(Task details): Everything in the listing must be repeated word for word.

[[ Records shown open ]]

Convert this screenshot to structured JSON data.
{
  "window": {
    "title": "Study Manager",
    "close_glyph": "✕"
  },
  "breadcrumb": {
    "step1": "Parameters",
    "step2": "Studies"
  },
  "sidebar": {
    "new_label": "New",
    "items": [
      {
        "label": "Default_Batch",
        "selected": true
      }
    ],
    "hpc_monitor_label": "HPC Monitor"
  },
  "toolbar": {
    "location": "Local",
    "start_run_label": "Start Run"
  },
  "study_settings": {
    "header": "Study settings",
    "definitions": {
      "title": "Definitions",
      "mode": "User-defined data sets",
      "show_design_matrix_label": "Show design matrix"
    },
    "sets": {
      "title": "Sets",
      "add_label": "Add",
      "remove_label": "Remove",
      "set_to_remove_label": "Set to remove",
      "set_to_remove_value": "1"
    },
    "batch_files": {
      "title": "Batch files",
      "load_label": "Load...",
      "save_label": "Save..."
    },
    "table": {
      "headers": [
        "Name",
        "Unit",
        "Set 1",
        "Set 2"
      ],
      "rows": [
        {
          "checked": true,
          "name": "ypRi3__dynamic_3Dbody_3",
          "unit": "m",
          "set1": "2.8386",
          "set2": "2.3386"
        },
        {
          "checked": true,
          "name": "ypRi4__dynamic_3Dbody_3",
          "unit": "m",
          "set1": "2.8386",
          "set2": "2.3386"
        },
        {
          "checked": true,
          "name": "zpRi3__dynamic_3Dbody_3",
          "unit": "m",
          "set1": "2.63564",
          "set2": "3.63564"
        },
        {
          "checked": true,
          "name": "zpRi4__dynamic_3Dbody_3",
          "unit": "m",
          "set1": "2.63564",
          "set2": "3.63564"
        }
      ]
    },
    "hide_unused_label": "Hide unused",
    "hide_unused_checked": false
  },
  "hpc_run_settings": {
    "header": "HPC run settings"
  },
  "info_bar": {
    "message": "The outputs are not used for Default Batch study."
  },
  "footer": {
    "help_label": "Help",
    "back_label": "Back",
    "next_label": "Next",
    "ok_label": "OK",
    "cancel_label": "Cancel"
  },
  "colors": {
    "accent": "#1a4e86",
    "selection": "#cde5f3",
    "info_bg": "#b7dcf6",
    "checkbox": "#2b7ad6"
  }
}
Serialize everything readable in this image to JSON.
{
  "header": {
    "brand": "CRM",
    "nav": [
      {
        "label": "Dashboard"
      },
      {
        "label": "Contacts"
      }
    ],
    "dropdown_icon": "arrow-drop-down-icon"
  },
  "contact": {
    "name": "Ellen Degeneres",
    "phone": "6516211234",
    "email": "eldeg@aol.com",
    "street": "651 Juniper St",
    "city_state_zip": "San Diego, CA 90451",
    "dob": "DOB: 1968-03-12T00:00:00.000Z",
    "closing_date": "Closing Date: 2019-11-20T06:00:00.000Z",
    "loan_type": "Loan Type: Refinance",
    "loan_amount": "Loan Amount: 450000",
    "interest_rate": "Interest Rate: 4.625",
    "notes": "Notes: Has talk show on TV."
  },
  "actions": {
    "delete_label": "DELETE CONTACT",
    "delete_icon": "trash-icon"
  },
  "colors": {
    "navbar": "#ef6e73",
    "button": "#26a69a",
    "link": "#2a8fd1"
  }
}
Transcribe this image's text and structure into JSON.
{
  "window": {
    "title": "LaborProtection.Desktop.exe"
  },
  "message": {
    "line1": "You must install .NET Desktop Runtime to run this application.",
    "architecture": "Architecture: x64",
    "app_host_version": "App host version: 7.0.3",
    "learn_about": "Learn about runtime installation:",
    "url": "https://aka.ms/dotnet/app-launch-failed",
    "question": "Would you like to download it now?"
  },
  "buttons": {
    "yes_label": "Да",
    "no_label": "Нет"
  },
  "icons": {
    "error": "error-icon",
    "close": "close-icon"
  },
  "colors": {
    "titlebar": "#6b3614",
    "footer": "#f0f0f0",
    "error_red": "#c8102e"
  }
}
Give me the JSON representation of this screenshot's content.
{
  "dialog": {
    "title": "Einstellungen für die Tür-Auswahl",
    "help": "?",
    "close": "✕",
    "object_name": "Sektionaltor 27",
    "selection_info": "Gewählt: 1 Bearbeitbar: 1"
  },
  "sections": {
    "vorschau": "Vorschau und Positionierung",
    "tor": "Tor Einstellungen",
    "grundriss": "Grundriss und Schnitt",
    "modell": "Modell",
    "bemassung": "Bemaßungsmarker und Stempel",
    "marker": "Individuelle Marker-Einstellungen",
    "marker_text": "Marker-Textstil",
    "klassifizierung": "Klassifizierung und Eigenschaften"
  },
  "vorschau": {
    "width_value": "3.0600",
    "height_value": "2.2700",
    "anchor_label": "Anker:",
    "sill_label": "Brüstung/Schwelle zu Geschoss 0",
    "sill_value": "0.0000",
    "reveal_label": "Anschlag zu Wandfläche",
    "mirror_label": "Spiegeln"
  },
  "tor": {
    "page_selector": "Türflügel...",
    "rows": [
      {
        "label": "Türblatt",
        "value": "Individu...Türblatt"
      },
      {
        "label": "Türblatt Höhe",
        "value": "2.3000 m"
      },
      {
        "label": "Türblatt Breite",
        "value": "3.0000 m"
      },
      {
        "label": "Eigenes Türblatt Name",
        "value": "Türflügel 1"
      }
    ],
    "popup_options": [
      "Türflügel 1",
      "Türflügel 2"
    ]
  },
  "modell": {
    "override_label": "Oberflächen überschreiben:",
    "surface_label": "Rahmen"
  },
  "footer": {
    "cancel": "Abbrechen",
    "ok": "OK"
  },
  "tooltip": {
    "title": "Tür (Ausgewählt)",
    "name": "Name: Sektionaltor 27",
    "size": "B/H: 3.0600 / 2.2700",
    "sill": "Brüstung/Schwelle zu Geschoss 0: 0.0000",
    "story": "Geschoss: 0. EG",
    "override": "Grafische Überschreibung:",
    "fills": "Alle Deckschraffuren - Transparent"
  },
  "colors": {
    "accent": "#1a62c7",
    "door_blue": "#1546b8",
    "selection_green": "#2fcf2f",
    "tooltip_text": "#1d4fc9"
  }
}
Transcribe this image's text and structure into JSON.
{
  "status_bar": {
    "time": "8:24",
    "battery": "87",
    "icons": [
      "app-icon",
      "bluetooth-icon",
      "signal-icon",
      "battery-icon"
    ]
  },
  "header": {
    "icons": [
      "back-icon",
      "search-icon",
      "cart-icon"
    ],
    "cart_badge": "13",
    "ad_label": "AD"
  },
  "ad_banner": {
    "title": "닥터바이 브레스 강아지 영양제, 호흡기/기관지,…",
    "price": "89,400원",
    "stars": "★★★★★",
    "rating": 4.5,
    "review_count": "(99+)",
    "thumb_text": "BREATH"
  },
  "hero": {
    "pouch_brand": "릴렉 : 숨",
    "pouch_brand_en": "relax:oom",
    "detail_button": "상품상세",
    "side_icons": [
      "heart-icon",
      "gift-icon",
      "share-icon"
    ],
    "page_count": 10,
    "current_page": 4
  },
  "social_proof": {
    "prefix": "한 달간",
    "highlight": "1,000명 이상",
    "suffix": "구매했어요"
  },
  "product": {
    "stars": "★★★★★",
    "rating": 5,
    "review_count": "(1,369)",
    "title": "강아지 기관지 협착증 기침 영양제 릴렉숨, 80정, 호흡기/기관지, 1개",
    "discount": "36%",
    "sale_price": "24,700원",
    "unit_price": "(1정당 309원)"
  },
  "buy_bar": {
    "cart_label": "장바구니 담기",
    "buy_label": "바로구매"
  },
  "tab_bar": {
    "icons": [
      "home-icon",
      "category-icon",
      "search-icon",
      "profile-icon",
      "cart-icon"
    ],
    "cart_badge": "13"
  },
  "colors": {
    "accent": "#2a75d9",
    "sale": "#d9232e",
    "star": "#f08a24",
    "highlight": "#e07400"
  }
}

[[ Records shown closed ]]

(Task output):
Convert this screenshot to structured JSON data.
{
  "window": {
    "title": "Study Manager",
    "close_glyph": "✕"
  },
  "breadcrumb": {
    "step1": "Parameters",
    "step2": "Studies"
  },
  "sidebar": {
    "new_label": "New",
    "items": [
      {
        "label": "Default_Batch",
        "selected": true
      }
    ],
    "hpc_monitor_label": "HPC Monitor"
  },
  "toolbar": {
    "location": "Local",
    "start_run_label": "Start Run"
  },
  "study_settings": {
    "header": "Study settings",
    "definitions": {
      "title": "Definitions",
      "mode": "User-defined data sets",
      "show_design_matrix_label": "Show design matrix"
    },
    "sets": {
      "title": "Sets",
      "add_label": "Add",
      "remove_label": "Remove",
      "set_to_remove_label": "Set to remove",
      "set_to_remove_value": "1"
    },
    "batch_files": {
      "title": "Batch files",
      "load_label": "Load...",
      "save_label": "Save..."
    },
    "table": {
      "headers": [
        "Name",
        "Unit",
        "Set 1",
        "Set 2"
      ],
      "rows": [
        {
          "checked": true,
          "name": "ypRi3__dynamic_3Dbody_3",
          "unit": "m",
          "set1": "2.8386",
          "set2": "2.3386"
        },
        {
          "checked": true,
          "name": "ypRi4__dynamic_3Dbody_3",
          "unit": "m",
          "set1": "2.8386",
          "set2": "2.3386"
        },
        {
          "checked": true,
          "name": "zpRi3__dynamic_3Dbody_3",
          "unit": "m",
          "set1": "2.63564",
          "set2": "3.63564"
        },
        {
          "checked": true,
          "name": "zpRi4__dynamic_3Dbody_3",
          "unit": "m",
          "set1": "2.63564",
          "set2": "3.63564"
        }
      ]
    },
    "hide_unused_label": "Hide unused",
    "hide_unused_checked": false
  },
  "hpc_run_settings": {
    "header": "HPC run settings"
  },
  "info_bar": {
    "message": "The outputs are not used for Default Batch study."
  },
  "footer": {
    "help_label": "Help",
    "back_label": "Back",
    "next_label": "Next",
    "ok_label": "OK",
    "cancel_label": "Cancel"
  },
  "colors": {
    "accent": "#1a4e86",
    "selection": "#cde5f3",
    "info_bg": "#b7dcf6",
    "checkbox": "#2b7ad6"
  }
}
Serialize everything readable in this image to JSON.
{
  "header": {
    "brand": "CRM",
    "nav": [
      {
        "label": "Dashboard"
      },
      {
        "label": "Contacts"
      }
    ],
    "dropdown_icon": "arrow-drop-down-icon"
  },
  "contact": {
    "name": "Ellen Degeneres",
    "phone": "6516211234",
    "email": "eldeg@aol.com",
    "street": "651 Juniper St",
    "city_state_zip": "San Diego, CA 90451",
    "dob": "DOB: 1968-03-12T00:00:00.000Z",
    "closing_date": "Closing Date: 2019-11-20T06:00:00.000Z",
    "loan_type": "Loan Type: Refinance",
    "loan_amount": "Loan Amount: 450000",
    "interest_rate": "Interest Rate: 4.625",
    "notes": "Notes: Has talk show on TV."
  },
  "actions": {
    "delete_label": "DELETE CONTACT",
    "delete_icon": "trash-icon"
  },
  "colors": {
    "navbar": "#ef6e73",
    "button": "#26a69a",
    "link": "#2a8fd1"
  }
}
Transcribe this image's text and structure into JSON.
{
  "window": {
    "title": "LaborProtection.Desktop.exe"
  },
  "message": {
    "line1": "You must install .NET Desktop Runtime to run this application.",
    "architecture": "Architecture: x64",
    "app_host_version": "App host version: 7.0.3",
    "learn_about": "Learn about runtime installation:",
    "url": "https://aka.ms/dotnet/app-launch-failed",
    "question": "Would you like to download it now?"
  },
  "buttons": {
    "yes_label": "Да",
    "no_label": "Нет"
  },
  "icons": {
    "error": "error-icon",
    "close": "close-icon"
  },
  "colors": {
    "titlebar": "#6b3614",
    "footer": "#f0f0f0",
    "error_red": "#c8102e"
  }
}
Give me the JSON representation of this screenshot's content.
{
  "dialog": {
    "title": "Einstellungen für die Tür-Auswahl",
    "help": "?",
    "close": "✕",
    "object_name": "Sektionaltor 27",
    "selection_info": "Gewählt: 1 Bearbeitbar: 1"
  },
  "sections": {
    "vorschau": "Vorschau und Positionierung",
    "tor": "Tor Einstellungen",
    "grundriss": "Grundriss und Schnitt",
    "modell": "Modell",
    "bemassung": "Bemaßungsmarker und Stempel",
    "marker": "Individuelle Marker-Einstellungen",
    "marker_text": "Marker-Textstil",
    "klassifizierung": "Klassifizierung und Eigenschaften"
  },
  "vorschau": {
    "width_value": "3.0600",
    "height_value": "2.2700",
    "anchor_label": "Anker:",
    "sill_label": "Brüstung/Schwelle zu Geschoss 0",
    "sill_value": "0.0000",
    "reveal_label": "Anschlag zu Wandfläche",
    "mirror_label": "Spiegeln"
  },
  "tor": {
    "page_selector": "Türflügel...",
    "rows": [
      {
        "label": "Türblatt",
        "value": "Individu...Türblatt"
      },
      {
        "label": "Türblatt Höhe",
        "value": "2.3000 m"
      },
      {
        "label": "Türblatt Breite",
        "value": "3.0000 m"
      },
      {
        "label": "Eigenes Türblatt Name",
        "value": "Türflügel 1"
      }
    ],
    "popup_options": [
      "Türflügel 1",
      "Türflügel 2"
    ]
  },
  "modell": {
    "override_label": "Oberflächen überschreiben:",
    "surface_label": "Rahmen"
  },
  "footer": {
    "cancel": "Abbrechen",
    "ok": "OK"
  },
  "tooltip": {
    "title": "Tür (Ausgewählt)",
    "name": "Name: Sektionaltor 27",
    "size": "B/H: 3.0600 / 2.2700",
    "sill": "Brüstung/Schwelle zu Geschoss 0: 0.0000",
    "story": "Geschoss: 0. EG",
    "override": "Grafische Überschreibung:",
    "fills": "Alle Deckschraffuren - Transparent"
  },
  "colors": {
    "accent": "#1a62c7",
    "door_blue": "#1546b8",
    "selection_green": "#2fcf2f",
    "tooltip_text": "#1d4fc9"
  }
}
Transcribe this image's text and structure into JSON.
{
  "status_bar": {
    "time": "8:24",
    "battery": "87",
    "icons": [
      "app-icon",
      "bluetooth-icon",
      "signal-icon",
      "battery-icon"
    ]
  },
  "header": {
    "icons": [
      "back-icon",
      "search-icon",
      "cart-icon"
    ],
    "cart_badge": "13",
    "ad_label": "AD"
  },
  "ad_banner": {
    "title": "닥터바이 브레스 강아지 영양제, 호흡기/기관지,…",
    "price": "89,400원",
    "stars": "★★★★★",
    "rating": 4.5,
    "review_count": "(99+)",
    "thumb_text": "BREATH"
  },
  "hero": {
    "pouch_brand": "릴렉 : 숨",
    "pouch_brand_en": "relax:oom",
    "detail_button": "상품상세",
    "side_icons": [
      "heart-icon",
      "gift-icon",
      "share-icon"
    ],
    "page_count": 10,
    "current_page": 4
  },
  "social_proof": {
    "prefix": "한 달간",
    "highlight": "1,000명 이상",
    "suffix": "구매했어요"
  },
  "product": {
    "stars": "★★★★★",
    "rating": 5,
    "review_count": "(1,369)",
    "title": "강아지 기관지 협착증 기침 영양제 릴렉숨, 80정, 호흡기/기관지, 1개",
    "discount": "36%",
    "sale_price": "24,700원",
    "unit_price": "(1정당 309원)"
  },
  "buy_bar": {
    "cart_label": "장바구니 담기",
    "buy_label": "바로구매"
  },
  "tab_bar": {
    "icons": [
      "home-icon",
      "category-icon",
      "search-icon",
      "profile-icon",
      "cart-icon"
    ],
    "cart_badge": "13"
  },
  "colors": {
    "accent": "#2a75d9",
    "sale": "#d9232e",
    "star": "#f08a24",
    "highlight": "#e07400"
  }
}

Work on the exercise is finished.